## Case Study CS00006: Deal Card Hands

The problem: Shuffle a deck of playing cards and deal them into hands

The solution:

Note: You can cut and paste these code fragments into the code pane of the Glee interpreter and experiment as you go along to see the actual operations live.

The Glee code:

\$\$Set hand size and number of hands
5=>CardsPerHand; 4=>Hands;

\$\$Create unshuffled cards
:for('HSDC'[.suit]){
:for('23456789XJQKA'[.card]){
suit card <}
}< =>Cards;

\$\$Shuffle the cards
Cards[52 *-> 52? ``>]=>Deck;

\$\$Set sorting sequence
'23456789XJQKACDHS'=> #csglee;

\$\$Deal the hands to the card table
:for(Hands`[.HandNum]){
Deck<-(Deck# << CardsPerHand)=>hand;
Deck<-(hand# -)=>Deck;
hand @& >%< >>> =>hand;
'Hand ' HandNum ': ' (hand,,) %*}=>Table;

\$\$Show the card table
Table,,\\$;

\$\$Reset the sorting sequence to default
'' => #csglee;
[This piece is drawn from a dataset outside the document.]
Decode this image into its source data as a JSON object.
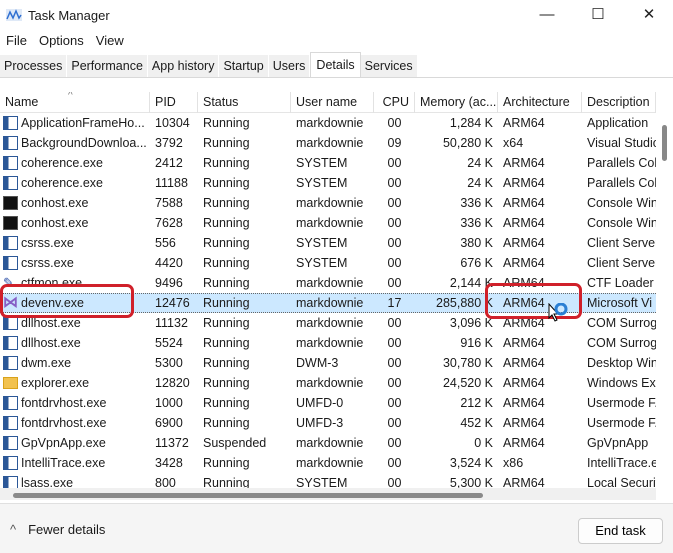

The Output:
Hand 1: 2D 6H 9S XC KC
Hand 2: 3S 4H 6C JC QC
Hand 3: 3H 4D 5S KS AS
Hand 4: 3C 7S 8H JD JH

The play-by-play:

1. 5=>CardsPerHand; 4=>Hands;
Accept input parameters into appropriately named variables
2. :for('HSDC'[.suit]){
:for('23456789XJQKA'[.card]){
suit card <}
}< =>Cards;

This double :for loop first takes the suits :for('HSDC'[.suit]){and then the cards :for('23456789XJQKA'[.card]){ and pairs them up side by side suit card <}. This creates a two item sequence of strings which I convert to a single string by < disclosing it. The result is a sequence of cards comprising a suit. I < disclose it because I just want the cards (not sequences of suits). I assign this result to cards =>Cards; which becomes my deck.
3. I shuffle the Cards[52 *-> 52? ``>] . into =>Deck;
4. '23456789XJQKACDHS'=> #csglee;sets the GLEE sorting (collating) sequence appropriately for playing cards and card suits.

5. :for(Hands`[.HandNum]){
Deck<-(Deck# << CardsPerHand)=>hand;
Deck<-(hand# -)=>Deck;
hand @& >%< >>> =>hand;
'Hand ' HandNum ': ' (hand,,) %*}=>Table;
Table ,,\ \$;
'' => #csglee;

:for(Hands`[.HandNum]){
begins a :for loop. The iterator is formed by using the number of Hands and applying the ` index generator to produce the integers from 1 to the number of hands. Indexing this with a field [.HandNum] produces a namespace that is then passed into the block. This namespace is copied into the block's local namespace. For each iteration, :for creates the next value of HandNum in the block's local namespace. This is used in forming the table display. Deck<-(Deck# << CardsPerHand) => hand; takes the smaller of the number of cards in the deck or the CardsPerHand from the front of the deck and assigns it to hand. Deck<-(hand# -)=>Deck; drops that hand off of the front of the deck. hand @& >%< >>> =>hand; reverses the number and suit in each card label in the hand and then sorts the hand in ascending order (according to the special Glee collating sequence we set earlier). 'Hand ' HandNum ': ' (hand,,) %*}=>Table; formats the output of each hand on the table. Table ,,\ \$; displays the hands on the table. Finally '' => #csglee; sets the collating sequence back to default.

This completes the example. To better understand these operators and other things you can do with them, consult the operator pages according to the type of data you see being operated on.